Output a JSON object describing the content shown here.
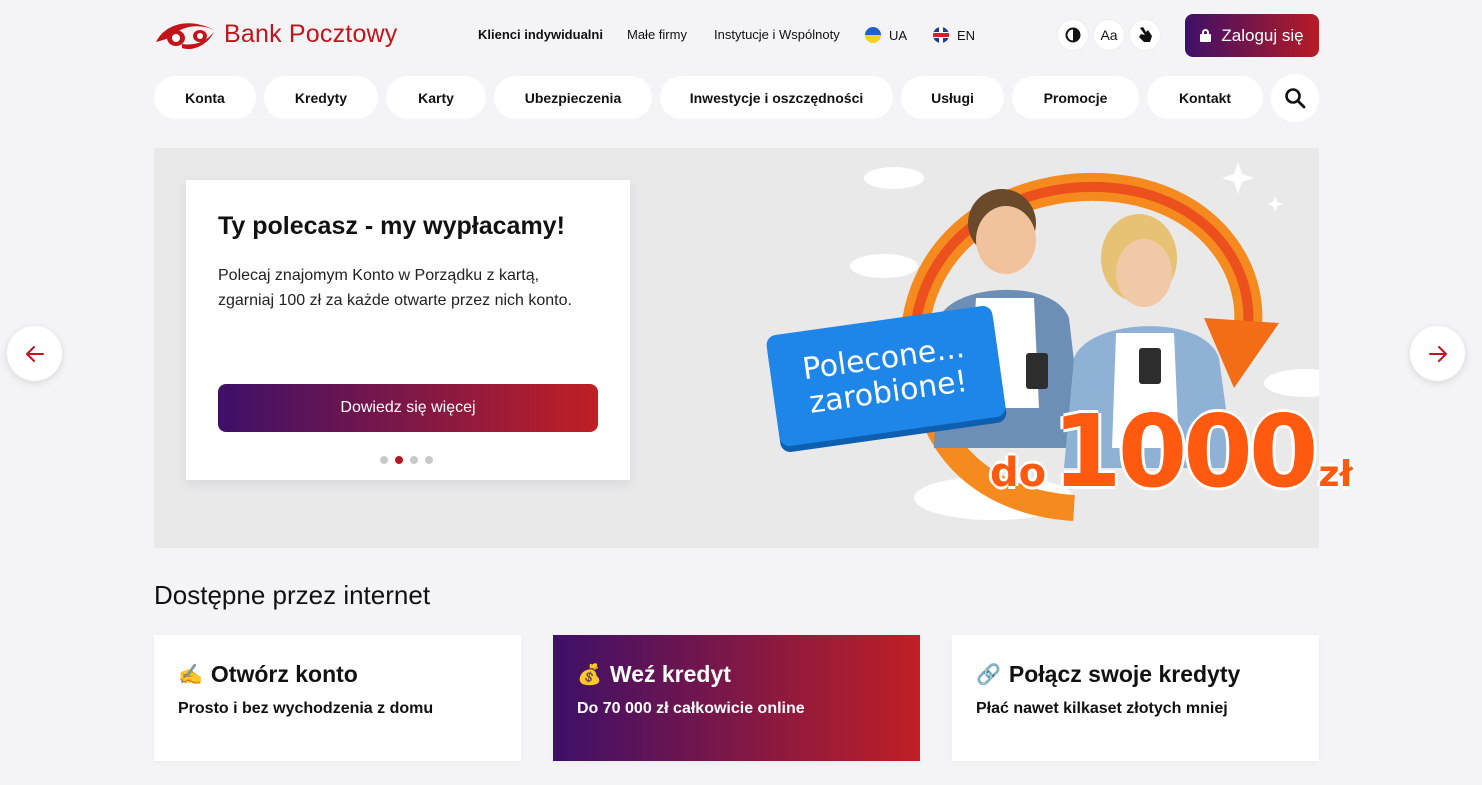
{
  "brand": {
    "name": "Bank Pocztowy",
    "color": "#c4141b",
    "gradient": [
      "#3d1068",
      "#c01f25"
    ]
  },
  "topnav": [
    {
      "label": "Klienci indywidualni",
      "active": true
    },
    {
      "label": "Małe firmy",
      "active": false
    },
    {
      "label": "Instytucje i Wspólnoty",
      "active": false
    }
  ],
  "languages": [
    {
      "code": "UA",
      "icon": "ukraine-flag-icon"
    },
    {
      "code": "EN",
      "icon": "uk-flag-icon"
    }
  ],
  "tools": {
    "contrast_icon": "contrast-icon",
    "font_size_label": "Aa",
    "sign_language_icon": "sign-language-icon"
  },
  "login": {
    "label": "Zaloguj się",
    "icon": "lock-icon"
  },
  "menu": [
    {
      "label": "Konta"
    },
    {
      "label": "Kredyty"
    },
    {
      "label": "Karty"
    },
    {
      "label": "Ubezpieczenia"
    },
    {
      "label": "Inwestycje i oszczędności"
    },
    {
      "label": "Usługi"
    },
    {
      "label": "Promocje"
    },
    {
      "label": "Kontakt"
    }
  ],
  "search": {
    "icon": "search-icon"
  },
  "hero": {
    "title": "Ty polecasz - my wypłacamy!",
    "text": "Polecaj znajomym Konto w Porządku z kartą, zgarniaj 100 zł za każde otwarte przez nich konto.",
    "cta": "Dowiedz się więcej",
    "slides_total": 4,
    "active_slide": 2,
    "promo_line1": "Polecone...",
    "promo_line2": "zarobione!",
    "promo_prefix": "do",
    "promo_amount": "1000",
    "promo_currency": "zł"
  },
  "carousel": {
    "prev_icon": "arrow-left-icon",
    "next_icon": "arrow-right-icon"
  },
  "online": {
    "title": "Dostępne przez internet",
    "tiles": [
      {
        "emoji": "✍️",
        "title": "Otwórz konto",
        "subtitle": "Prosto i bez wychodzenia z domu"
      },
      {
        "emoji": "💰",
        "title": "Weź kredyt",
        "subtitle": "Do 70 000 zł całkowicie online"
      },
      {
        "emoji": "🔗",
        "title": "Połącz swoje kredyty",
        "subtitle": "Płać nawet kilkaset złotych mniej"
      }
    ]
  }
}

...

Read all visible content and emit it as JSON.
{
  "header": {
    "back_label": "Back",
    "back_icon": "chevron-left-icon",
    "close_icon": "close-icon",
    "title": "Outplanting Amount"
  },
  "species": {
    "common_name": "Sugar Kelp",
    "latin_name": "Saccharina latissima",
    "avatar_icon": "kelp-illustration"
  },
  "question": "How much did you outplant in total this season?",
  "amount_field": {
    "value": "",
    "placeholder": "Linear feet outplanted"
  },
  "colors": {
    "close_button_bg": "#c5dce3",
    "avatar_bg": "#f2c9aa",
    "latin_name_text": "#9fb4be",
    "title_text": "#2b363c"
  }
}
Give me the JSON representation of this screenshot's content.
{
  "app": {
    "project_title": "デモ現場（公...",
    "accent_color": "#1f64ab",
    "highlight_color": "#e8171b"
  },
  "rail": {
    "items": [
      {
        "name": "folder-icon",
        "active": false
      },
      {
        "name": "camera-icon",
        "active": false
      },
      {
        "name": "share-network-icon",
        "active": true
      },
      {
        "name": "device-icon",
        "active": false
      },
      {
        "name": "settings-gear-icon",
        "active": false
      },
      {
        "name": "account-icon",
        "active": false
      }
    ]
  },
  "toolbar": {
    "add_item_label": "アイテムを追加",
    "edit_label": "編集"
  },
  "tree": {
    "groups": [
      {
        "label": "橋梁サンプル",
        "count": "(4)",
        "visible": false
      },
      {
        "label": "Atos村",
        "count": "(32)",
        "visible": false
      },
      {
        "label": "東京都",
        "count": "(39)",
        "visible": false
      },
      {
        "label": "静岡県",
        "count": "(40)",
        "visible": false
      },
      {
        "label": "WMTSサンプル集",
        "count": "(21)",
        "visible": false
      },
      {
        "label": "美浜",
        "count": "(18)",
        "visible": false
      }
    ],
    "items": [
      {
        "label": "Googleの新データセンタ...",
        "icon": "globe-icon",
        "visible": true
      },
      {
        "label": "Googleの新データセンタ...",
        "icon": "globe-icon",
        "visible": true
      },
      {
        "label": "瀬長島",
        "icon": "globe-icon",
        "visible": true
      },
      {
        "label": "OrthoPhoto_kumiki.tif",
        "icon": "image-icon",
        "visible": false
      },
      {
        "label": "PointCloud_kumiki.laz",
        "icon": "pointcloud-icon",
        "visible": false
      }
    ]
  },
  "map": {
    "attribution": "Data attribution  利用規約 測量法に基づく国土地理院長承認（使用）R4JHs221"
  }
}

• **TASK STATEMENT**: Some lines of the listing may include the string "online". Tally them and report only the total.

• **SOLUTION**: 2